A mononucleosis-like illness is frequently recognized retrospectively as the first manifestation of infection with human immunodeficiency virus-type 1 (HIV-1). This acute but transient retroviral syndrome may include symptoms such as malaise, fever, sweats, myalgia, arthralgia, maculopapular rash, diarrhea, and lymphocytic meningitis. We observed two intravenous drug users who developed a severe, febrile illness with subsequent oral thrush (one also had biopsy-proven esophageal candidiasis). Both patients had weight loss, arthralgia, myalgia, and fatigue. These symptoms occurred two weeks after needle-sharing and persisted for 7 weeks in one patient and 10 weeks in the other. Both patients had serologic evidence for both acute HIV-1 and cytomegalovirus infection. Cytomegalovirus enhances HIV-1 replication in vitro, presumably by stimulating HIV-1 gene expression. Thus, the observed syndrome suggests that this viral interaction may be clinically significant because it appears to cause severe additional morbidity, which is not typical for primary infection with HIV-1. After 6 months of follow-up, one patient is completely asymptomatic but shows markedly reduced CD4+ lymphocytes. The other patient developed persistent lymphadenopathy after the acute illness, but is feeling well 21 months after infection.





Citing articles are presented as examples only.
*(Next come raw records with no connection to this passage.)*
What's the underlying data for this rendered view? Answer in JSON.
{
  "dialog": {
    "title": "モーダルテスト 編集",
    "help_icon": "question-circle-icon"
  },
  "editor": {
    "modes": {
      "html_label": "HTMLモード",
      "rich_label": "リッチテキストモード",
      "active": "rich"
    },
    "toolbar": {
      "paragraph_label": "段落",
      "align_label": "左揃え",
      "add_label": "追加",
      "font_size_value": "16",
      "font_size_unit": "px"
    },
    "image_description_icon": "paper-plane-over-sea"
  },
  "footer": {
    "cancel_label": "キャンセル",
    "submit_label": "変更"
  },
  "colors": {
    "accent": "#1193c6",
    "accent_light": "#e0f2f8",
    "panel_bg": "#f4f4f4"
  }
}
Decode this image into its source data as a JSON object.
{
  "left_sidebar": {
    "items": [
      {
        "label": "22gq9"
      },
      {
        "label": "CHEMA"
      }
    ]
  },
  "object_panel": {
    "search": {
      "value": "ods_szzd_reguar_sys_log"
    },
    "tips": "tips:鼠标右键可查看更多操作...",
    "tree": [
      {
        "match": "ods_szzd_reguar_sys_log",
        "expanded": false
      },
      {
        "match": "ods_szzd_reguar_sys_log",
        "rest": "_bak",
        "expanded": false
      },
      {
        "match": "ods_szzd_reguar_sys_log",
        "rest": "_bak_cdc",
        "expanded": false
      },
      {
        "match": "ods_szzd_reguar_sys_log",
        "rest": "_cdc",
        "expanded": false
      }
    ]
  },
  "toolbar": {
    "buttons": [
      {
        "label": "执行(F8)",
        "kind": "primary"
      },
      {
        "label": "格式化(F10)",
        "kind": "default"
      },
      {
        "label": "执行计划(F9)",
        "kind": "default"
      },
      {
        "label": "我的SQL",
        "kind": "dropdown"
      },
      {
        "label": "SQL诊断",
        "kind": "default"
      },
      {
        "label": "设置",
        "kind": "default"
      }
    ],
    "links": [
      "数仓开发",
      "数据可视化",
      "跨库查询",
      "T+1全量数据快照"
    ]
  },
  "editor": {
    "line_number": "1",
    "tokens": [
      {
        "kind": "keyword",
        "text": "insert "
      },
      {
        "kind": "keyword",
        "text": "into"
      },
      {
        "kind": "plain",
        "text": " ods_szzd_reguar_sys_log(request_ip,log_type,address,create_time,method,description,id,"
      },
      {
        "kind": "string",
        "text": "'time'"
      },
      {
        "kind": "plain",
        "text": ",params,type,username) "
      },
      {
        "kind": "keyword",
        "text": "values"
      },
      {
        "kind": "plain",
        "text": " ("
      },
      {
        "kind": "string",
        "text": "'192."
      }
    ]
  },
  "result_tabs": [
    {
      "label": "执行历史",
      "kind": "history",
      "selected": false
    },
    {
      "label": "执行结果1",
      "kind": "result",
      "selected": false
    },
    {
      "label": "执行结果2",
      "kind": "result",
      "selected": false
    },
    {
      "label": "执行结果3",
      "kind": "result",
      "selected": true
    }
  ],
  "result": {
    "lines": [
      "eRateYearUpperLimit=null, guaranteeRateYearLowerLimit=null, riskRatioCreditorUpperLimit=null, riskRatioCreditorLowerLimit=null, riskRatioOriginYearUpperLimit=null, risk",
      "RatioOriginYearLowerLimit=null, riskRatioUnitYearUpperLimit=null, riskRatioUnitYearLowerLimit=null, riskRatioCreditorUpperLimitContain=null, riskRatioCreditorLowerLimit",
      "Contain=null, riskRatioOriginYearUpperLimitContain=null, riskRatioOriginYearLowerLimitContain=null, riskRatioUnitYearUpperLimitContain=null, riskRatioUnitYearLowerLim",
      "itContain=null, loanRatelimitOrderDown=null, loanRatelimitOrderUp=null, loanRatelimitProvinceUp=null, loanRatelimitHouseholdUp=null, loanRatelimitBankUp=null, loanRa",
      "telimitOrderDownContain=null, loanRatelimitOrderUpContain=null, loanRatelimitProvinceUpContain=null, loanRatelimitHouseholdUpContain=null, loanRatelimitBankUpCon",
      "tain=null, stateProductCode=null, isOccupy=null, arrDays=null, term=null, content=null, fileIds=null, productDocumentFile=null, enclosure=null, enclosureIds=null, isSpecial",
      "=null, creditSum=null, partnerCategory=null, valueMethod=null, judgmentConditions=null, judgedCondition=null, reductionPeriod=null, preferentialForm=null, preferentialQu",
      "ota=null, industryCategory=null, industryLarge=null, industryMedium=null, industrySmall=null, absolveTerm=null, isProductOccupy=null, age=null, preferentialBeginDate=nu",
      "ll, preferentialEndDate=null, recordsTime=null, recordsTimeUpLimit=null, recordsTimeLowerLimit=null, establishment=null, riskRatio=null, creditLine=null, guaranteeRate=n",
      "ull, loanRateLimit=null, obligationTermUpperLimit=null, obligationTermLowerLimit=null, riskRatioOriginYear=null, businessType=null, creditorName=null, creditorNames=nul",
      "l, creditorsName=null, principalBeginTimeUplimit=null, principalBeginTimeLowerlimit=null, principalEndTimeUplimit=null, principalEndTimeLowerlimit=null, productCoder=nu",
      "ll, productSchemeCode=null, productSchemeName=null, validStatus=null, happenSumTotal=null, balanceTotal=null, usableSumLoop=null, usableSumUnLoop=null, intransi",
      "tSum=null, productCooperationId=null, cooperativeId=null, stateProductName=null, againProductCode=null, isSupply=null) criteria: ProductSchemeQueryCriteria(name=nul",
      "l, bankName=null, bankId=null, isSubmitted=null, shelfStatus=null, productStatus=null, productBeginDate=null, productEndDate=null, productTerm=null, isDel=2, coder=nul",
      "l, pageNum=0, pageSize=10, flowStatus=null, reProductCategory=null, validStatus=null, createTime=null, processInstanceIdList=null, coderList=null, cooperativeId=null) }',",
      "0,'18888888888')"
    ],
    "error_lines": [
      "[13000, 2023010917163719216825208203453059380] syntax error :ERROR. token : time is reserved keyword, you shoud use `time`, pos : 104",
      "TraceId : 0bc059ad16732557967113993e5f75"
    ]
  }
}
In non-demo SCM6 implementation, integration with CrossRef’s "Cited By" API will populate this tab (http://www.crossref.org/citedby.html).


Submit a Comment/Letter
Submit a Comment/Letter

Summary for Patients

Clinical Slide Sets

Terms of Use

The In the Clinic® slide sets are owned and copyrighted by the American College of Physicians (ACP). All text, graphics, trademarks, and other intellectual property incorporated into the slide sets remain the sole and exclusive property of the ACP. The slide sets may be used only by the person who downloads or purchases them and only for the purpose of presenting them during not-for-profit educational activities. Users may incorporate the entire slide set or selected individual slides into their own teaching presentations but may not alter the content of the slides in any way or remove the ACP copyright notice. Users may make print copies for use as hand-outs for the audience the user is personally addressing but may not otherwise reproduce or distribute the slides by any means or media, including but not limited to sending them as e-mail attachments, posting them on Internet or Intranet sites, publishing them in meeting proceedings, or making them available for sale or distribution in any unauthorized form, without the express written permission of the ACP. Unauthorized use of the In the Clinic slide sets will constitute copyright infringement.


Buy Now for $42.00

to gain full access to the content and tools.

Want to Subscribe?

Learn more about subscription options

Related Articles
Topic Collections
PubMed Articles
Forgot your password?
Enter your username and email address. We'll send you a reminder to the email address on record.